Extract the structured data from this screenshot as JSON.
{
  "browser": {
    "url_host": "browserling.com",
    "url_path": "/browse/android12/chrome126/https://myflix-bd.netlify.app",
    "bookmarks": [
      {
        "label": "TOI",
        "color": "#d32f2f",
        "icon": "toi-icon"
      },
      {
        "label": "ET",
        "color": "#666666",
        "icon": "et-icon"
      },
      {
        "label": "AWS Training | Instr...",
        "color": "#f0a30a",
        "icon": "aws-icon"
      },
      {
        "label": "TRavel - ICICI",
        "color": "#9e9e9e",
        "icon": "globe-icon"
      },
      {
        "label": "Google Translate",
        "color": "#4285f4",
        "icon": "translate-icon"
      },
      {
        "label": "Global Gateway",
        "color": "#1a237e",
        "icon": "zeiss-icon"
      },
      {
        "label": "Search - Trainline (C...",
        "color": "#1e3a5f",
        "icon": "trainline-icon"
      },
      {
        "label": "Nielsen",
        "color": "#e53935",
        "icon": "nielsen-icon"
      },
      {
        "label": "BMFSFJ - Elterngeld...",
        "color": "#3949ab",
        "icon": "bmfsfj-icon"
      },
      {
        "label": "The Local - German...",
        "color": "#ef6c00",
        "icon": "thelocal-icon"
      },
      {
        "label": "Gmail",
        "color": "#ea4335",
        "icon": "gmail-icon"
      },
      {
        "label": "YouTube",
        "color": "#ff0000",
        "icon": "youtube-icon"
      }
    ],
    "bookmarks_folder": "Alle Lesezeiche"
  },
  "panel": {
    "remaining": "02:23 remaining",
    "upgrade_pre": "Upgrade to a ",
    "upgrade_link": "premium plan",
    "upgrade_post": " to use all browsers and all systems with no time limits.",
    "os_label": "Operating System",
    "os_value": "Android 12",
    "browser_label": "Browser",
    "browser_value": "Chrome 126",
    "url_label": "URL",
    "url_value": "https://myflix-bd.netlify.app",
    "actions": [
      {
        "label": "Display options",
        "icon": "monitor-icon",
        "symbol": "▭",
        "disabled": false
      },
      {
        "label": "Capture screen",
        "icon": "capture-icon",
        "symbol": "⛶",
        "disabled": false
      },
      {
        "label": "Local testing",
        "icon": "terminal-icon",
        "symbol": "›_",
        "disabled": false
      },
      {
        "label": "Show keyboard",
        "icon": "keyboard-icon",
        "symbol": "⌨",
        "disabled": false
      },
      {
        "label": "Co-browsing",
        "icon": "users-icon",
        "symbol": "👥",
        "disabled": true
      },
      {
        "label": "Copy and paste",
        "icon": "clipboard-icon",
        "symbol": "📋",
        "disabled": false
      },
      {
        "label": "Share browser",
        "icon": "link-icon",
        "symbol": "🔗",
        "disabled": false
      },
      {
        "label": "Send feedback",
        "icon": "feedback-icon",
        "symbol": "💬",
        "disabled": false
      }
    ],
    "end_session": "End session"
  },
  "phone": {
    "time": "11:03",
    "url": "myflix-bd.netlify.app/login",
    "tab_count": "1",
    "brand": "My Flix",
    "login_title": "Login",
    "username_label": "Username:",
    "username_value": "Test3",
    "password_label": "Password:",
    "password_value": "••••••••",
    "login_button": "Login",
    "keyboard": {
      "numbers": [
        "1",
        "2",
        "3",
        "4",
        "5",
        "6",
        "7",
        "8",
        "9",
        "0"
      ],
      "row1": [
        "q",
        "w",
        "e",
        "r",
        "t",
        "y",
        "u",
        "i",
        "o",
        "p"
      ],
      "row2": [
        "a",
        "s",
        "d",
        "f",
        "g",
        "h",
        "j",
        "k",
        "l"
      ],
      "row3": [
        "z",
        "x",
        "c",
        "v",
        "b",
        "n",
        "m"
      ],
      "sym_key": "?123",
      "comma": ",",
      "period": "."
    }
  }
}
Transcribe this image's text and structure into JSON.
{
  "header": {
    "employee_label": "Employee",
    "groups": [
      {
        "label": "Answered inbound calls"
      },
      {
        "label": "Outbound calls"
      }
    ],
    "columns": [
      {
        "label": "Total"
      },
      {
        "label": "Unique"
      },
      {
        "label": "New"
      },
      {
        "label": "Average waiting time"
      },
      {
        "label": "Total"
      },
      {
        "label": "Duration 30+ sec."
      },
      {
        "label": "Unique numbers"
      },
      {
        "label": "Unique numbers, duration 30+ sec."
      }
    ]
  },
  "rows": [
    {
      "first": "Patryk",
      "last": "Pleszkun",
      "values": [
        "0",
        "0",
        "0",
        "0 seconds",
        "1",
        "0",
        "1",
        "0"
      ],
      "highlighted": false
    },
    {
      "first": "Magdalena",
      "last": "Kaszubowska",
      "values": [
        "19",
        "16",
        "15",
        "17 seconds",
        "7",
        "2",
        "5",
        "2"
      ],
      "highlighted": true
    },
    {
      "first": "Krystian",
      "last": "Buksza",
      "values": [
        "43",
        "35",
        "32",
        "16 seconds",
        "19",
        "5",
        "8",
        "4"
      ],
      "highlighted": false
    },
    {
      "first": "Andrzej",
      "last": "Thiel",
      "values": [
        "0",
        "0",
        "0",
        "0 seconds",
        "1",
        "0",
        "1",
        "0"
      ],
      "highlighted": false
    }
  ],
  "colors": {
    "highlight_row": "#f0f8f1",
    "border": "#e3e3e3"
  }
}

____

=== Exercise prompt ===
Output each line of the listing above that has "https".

=== Answer space ===
    "url_path": "/browse/android12/chrome126/https://myflix-bd.netlify.app",
    "url_value": "https://myflix-bd.netlify.app",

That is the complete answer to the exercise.